Aim of the task. Scanning the listing below, tally every line where the string "write" shows up, then state the count alone.

---*---

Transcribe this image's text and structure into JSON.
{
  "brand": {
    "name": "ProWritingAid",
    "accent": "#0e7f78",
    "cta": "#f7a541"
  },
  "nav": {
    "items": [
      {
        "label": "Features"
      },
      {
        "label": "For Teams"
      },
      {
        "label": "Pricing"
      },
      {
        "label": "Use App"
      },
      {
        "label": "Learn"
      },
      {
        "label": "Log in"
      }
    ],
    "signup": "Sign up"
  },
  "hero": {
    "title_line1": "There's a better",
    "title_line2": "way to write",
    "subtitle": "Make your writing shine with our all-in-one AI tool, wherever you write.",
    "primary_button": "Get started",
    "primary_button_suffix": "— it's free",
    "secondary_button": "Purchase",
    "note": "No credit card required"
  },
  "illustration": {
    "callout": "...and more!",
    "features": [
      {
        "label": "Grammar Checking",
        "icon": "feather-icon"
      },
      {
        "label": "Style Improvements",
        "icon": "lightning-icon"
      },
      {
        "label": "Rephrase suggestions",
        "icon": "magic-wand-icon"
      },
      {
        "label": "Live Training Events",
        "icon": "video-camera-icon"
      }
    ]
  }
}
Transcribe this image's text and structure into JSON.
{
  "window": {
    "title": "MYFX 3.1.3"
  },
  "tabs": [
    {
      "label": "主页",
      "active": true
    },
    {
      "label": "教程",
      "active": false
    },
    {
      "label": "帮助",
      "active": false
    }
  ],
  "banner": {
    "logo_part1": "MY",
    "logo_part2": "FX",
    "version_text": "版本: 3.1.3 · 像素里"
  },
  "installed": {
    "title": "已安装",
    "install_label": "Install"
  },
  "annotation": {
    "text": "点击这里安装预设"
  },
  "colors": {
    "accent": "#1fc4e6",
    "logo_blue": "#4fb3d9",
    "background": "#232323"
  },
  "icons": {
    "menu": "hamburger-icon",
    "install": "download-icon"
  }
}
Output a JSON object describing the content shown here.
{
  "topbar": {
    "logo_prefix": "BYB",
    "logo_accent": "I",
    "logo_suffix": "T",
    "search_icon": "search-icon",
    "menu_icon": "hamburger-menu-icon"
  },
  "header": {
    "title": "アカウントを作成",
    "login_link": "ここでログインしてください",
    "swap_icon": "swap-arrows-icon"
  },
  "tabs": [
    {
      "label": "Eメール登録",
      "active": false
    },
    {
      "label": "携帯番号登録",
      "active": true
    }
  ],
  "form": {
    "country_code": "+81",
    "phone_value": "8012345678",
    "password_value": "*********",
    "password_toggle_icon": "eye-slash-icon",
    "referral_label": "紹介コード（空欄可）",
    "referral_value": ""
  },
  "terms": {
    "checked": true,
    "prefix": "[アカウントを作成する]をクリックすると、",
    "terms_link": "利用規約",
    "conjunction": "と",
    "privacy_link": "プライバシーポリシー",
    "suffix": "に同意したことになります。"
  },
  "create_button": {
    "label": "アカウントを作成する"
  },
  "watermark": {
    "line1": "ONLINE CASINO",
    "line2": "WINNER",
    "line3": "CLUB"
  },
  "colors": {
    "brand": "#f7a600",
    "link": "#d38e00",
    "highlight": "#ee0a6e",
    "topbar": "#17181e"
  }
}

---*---

Written answer. 2